  • it will take 2 decades of effort to achieve healthy fuel levels ... There is however no alternative except major fire disasters at the rate of one or two per hundred years
  • the lessons of 1926, 1939, 1944, 1965 and 2003 do not appear to have been learnt. Policies or comments that oppose this help to perpetuate a situation that leads to massive destruction of life, property and the environment
Many of our politicians and a section of the media (although not The Australian) present these disasters as unavoidable and focus mainly on the recounting of the tragedy. The Stretton group has convinced me that they are largely avoidable and the fault has been a real lack of political leadership.

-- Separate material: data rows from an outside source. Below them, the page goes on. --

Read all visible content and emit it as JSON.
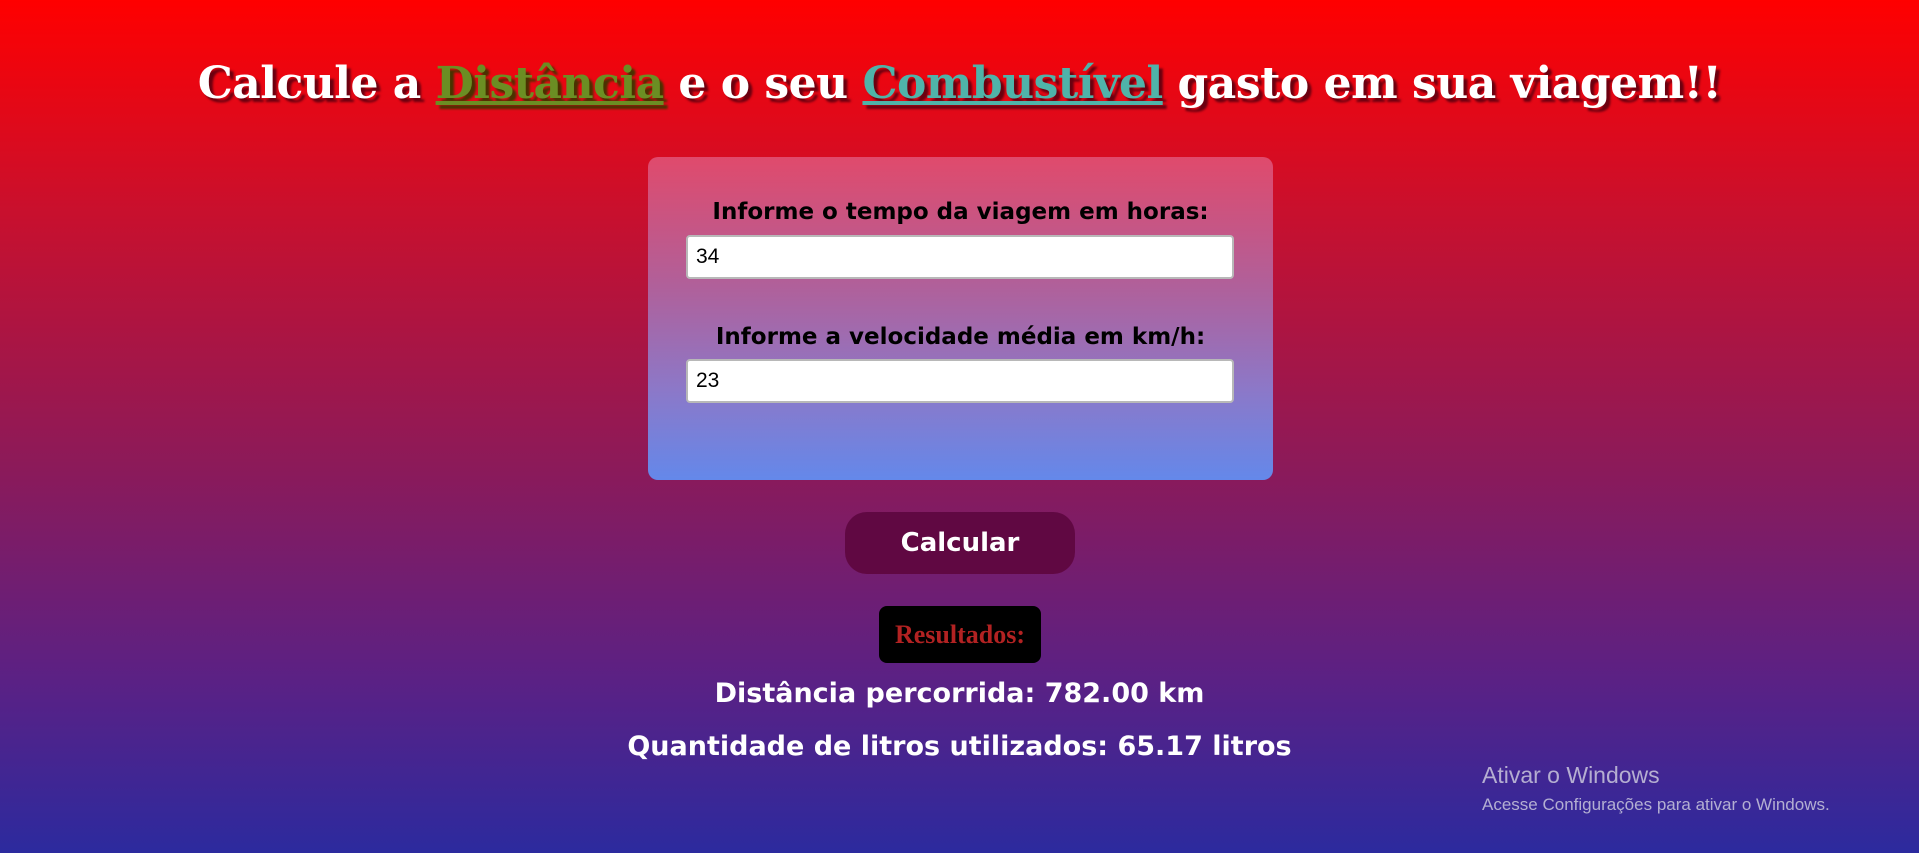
{
  "header": {
    "prefix": "Calcule a ",
    "highlight_1": "Distância",
    "middle": " e o seu ",
    "highlight_2": "Combustível",
    "suffix": " gasto em sua viagem!!"
  },
  "form": {
    "time_label": "Informe o tempo da viagem em horas:",
    "time_value": "34",
    "speed_label": "Informe a velocidade média em km/h:",
    "speed_value": "23"
  },
  "actions": {
    "calculate_label": "Calcular"
  },
  "results": {
    "badge_label": "Resultados:",
    "distance_text": "Distância percorrida: 782.00 km",
    "fuel_text": "Quantidade de litros utilizados: 65.17 litros"
  },
  "watermark": {
    "title": "Ativar o Windows",
    "subtitle": "Acesse Configurações para ativar o Windows."
  },
  "colors": {
    "highlight_1": "#6b8e23",
    "highlight_2": "#4fb3a9",
    "button_bg": "#600842",
    "badge_text": "#b22222"
  }
}
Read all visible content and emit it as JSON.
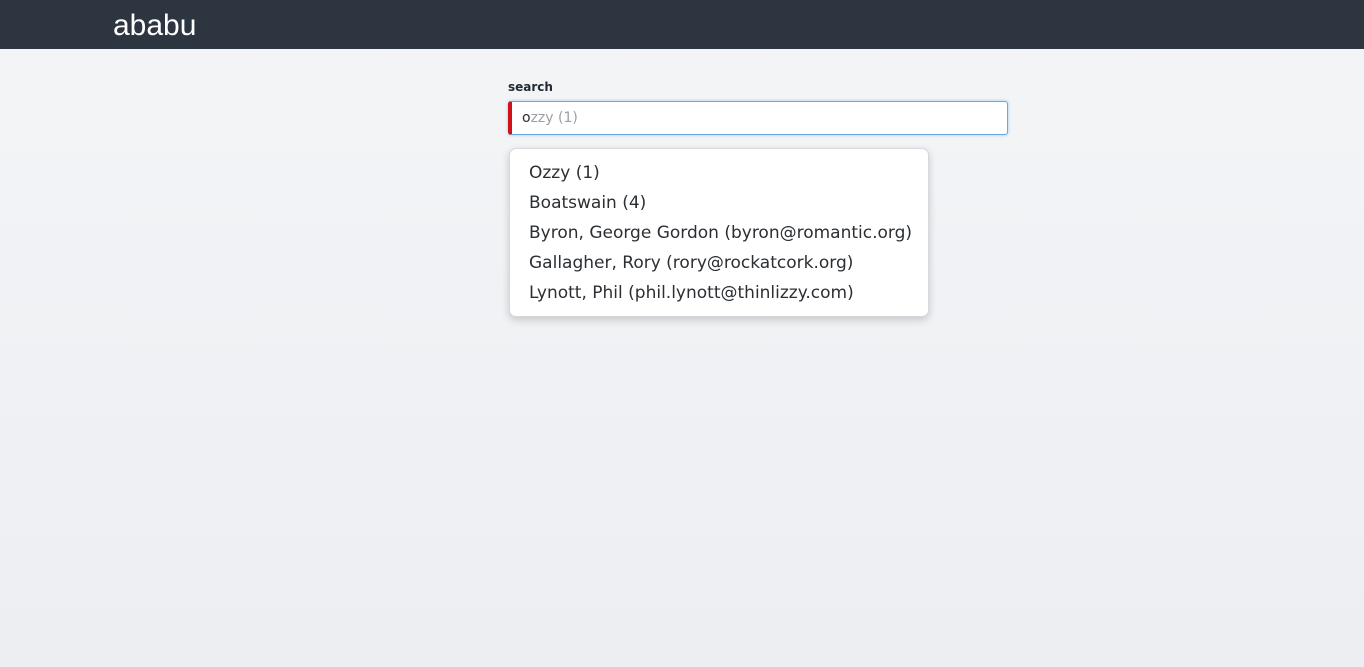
{
  "header": {
    "brand": "ababu"
  },
  "search": {
    "label": "search",
    "value": "o",
    "autocomplete_hint": "ozzy (1)"
  },
  "dropdown": {
    "items": [
      {
        "label": "Ozzy (1)"
      },
      {
        "label": "Boatswain (4)"
      },
      {
        "label": "Byron, George Gordon (byron@romantic.org)"
      },
      {
        "label": "Gallagher, Rory (rory@rockatcork.org)"
      },
      {
        "label": "Lynott, Phil (phil.lynott@thinlizzy.com)"
      }
    ]
  },
  "colors": {
    "header_bg": "#2c3540",
    "input_invalid_accent": "#d0111b",
    "input_focus_border": "#6aa9e0"
  }
}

Victoria bushfires stoked by green vote by David Packham

Bush Fire Front by Roger Underwood, David Packham and Phil Cheney
Two myths have emerged about climate change and bushfire management and are beginning to circulate in the media and to be adopted as fact by some scientists:

1. Because of global warming, Australia will be increasingly subject to uncontrollable holocaust-like “megafires”.

2. Fuel reduction by prescribed burning must cease because it releases carbon dioxide into the atmosphere, thus exacerbating global warming and the occurrence of megafires.

Both statements are incorrect.
Inquiry on Bushfire Mitigation and Management - 2002 submission by David Packham OAM

Lessons not yet learned by Max Rheese
Max Rheese, Executive Director of the Australian Environment Foundation --> preventative burning is the best solution

Submission to Victorian Bushfire Inquiry by Norman Endacott
fuel reduction burning - advantages listed

The Green Inferno by Phil Cheney
do we really want to minimise disaster fires?

Manage Bush Better so Climate Change won't Matter by Roger Underwood
refutes Wilderness Society bushfire strategy

Examples of the Value of Prescribed Burning
- cites an example from West Australia where many prescribed burns got out of control owing to a cyclone moving faster than expected. It was far easier to contain these out of control fires once the fire ran into areas burnt under prescribed mild conditions in previous years

This burning issue of life and death by Miranda Devine
lists many green organisations that are opposed in practice to prescribed burning, while sometimes paying lip service to it